Angel Shark (Squatina squatina)

Distribution data supplied by the Ocean Biodiversity Information System (OBIS). To interrogate UK data visit the NBN Atlas.Map Help



With its flat body, broad trunk and large, very high pectoral fins, Squatina squatina resembles a large ray more than a shark. Its skin is grey to reddish or greenish-brown and is scattered with small white spots and blackish dots. The dorsal fins have a dark leading edge and a pale trailing edge. Whisker-like nasal barbels project from near the nostrils. The monkfish, or angelfish as it is sometimes known, has large, round eyes with vertical slit pupils. It can grow up to 1.8 m in length and 80 kg in weight.

Recorded distribution in Britain and Ireland

Expected distribution all around the offshore coast of Ireland and Britain as far north as the Shetland Isles and as far south as southern Ireland.

Global distribution

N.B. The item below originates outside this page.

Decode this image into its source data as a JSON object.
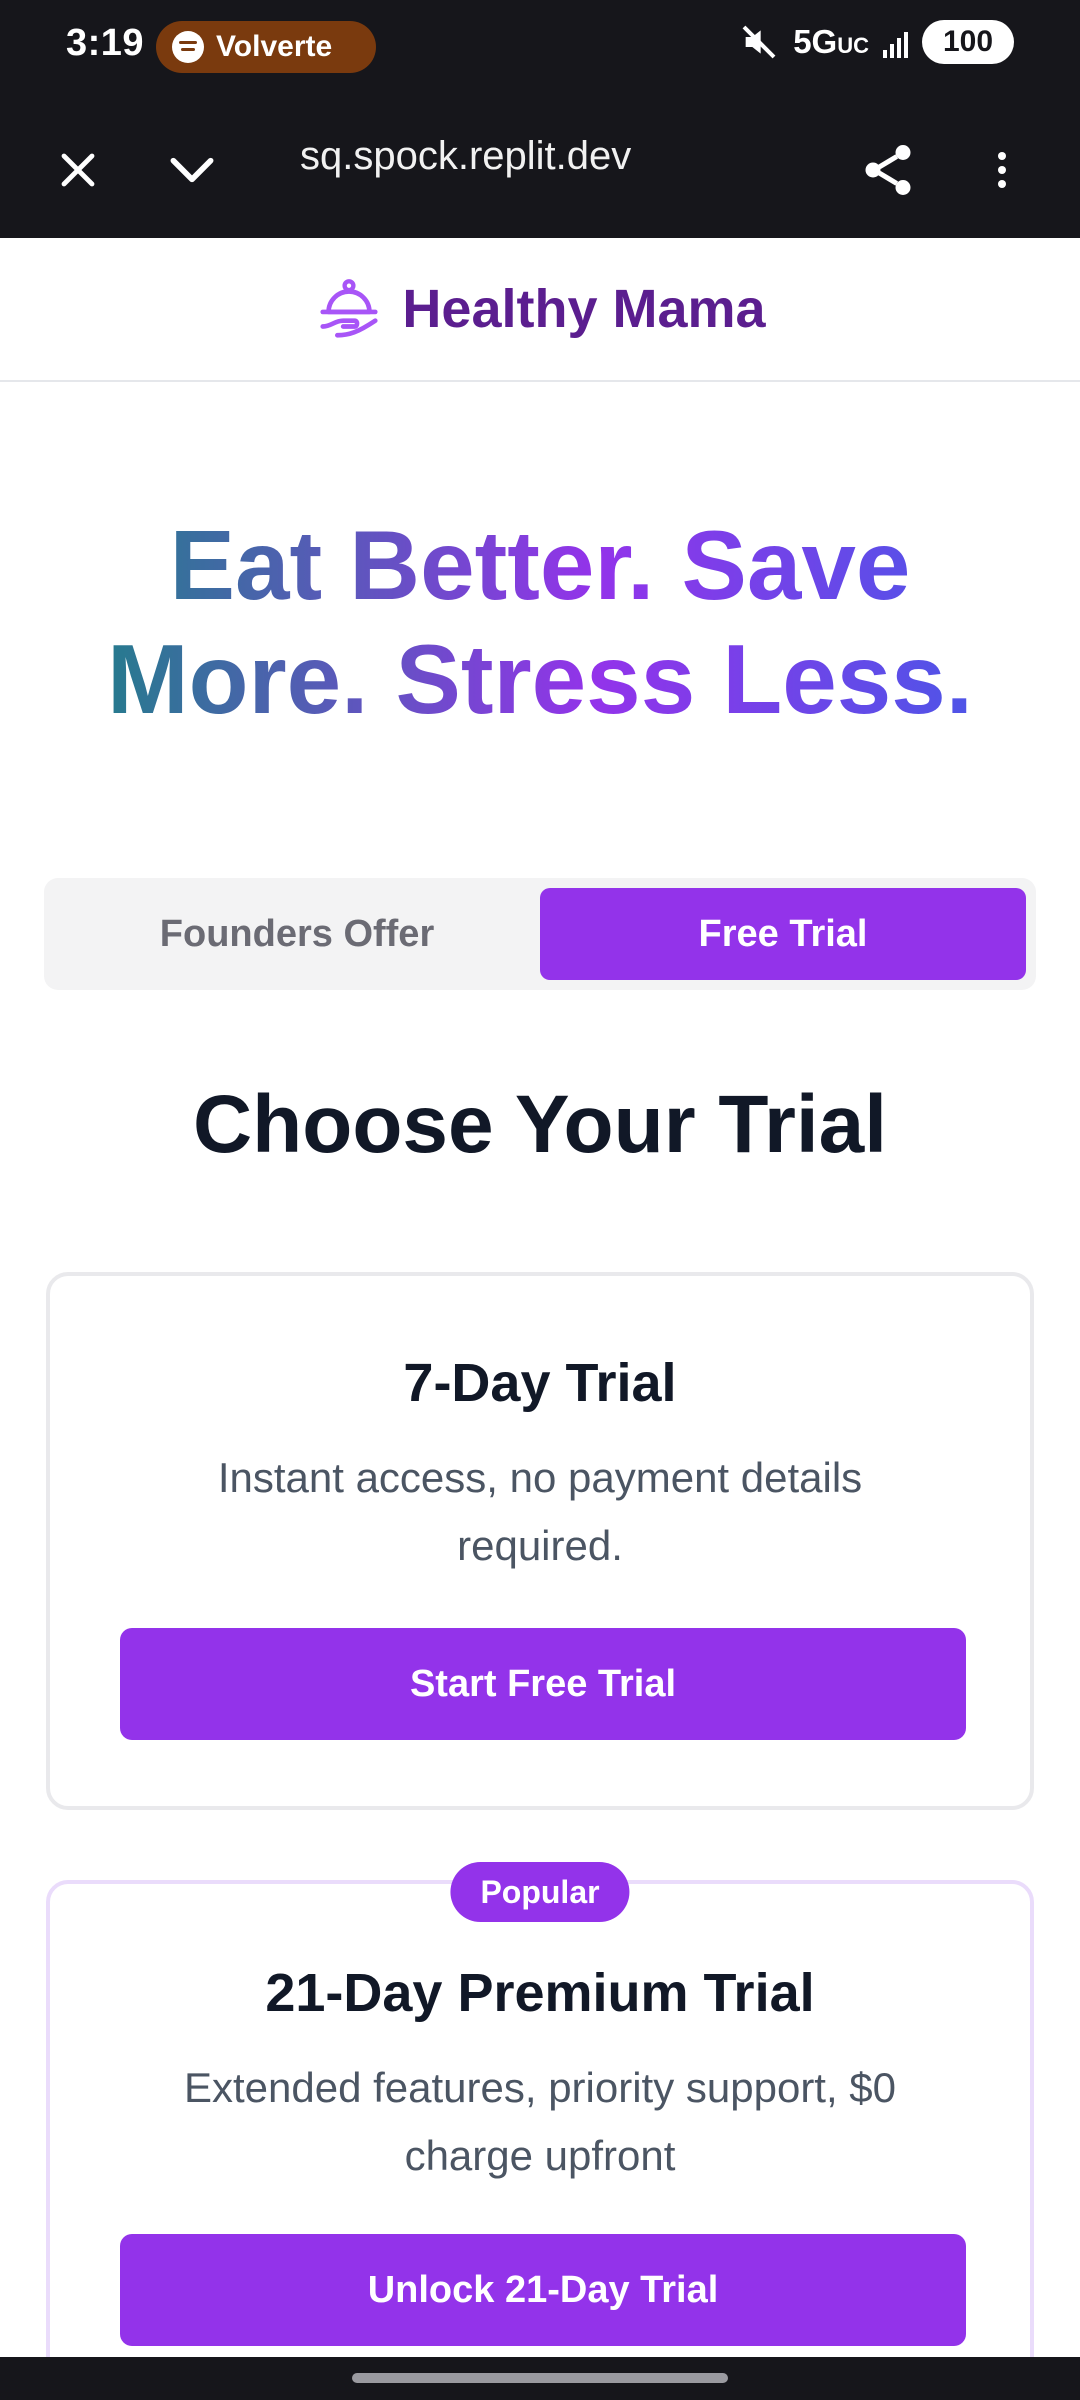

Found on the continental shelves from close inshore to at least 150 m depth. During day time, found almost buried in a mud or sandy bottom often with hardly more than its eyes protruding. Will often be seen swimming off the bottom at night time.

Depth range


Identifying features

  • Flat, ray-like body, broad trunk and large, high pectoral fins.
  • Grey to reddish or greenish-brown with white spots and blackish dots.
  • Up to 1.8 m in length.
  • Nasal barbels and large round eyes.
  • No ocelli on body.

Additional information

Young angel sharks may also have white net-like markings and large, dark blotches, whilst adults are plainer (Compagno, 1984).


  1. Compagno, L.J.V., 1984. FAO species catalogue. Vol. 4. Sharks of the world. An annotated and illustrated catalogue of shark species known to date. Part 1 - Hexanchiformes to Lamniformes. FAO Fisheries Synopsies, 125, 1-249

  2. Froese, R. & Pauly, D., 2007. Fishbase. A global information system on fishes. [On-line], 2008-02-18

  3. Howson, C.M. & Picton, B.E., 1997. The species directory of the marine fauna and flora of the British Isles and surrounding seas. Belfast: Ulster Museum. [Ulster Museum publication, no. 276.]

  4. Whitehead, P.J.P., Bauchot, M.-L., Hureau, J.-C., Nielson, J. & Tortonese, E. 1986. Fishes of the North-eastern Atlantic and the Mediterranean. Vol. I, II & III. Paris: United Nations Educational, Scientific and Cultural Organisation (UNESCO).


  1. Isle of Wight Local Records Centre, 2017. IOW Natural History & Archaeological Society Marine Records. Occurrence dataset: accessed via on 2018-09-27.

  2. NBN (National Biodiversity Network) Atlas. Available from:

  3. OBIS (Ocean Biodiversity Information System),  2024. Global map of species distribution using gridded data. Available from: Ocean Biogeographic Information System. Accessed: 2024-06-23


This review can be cited as:

Barnes, M.K.S. 2008. Squatina squatina Angel Shark. In Tyler-Walters H. and Hiscock K. Marine Life Information Network: Biology and Sensitivity Key Information Reviews, [on-line]. Plymouth: Marine Biological Association of the United Kingdom. [cited 23-06-2024]. Available from:

Last Updated: 25/03/2008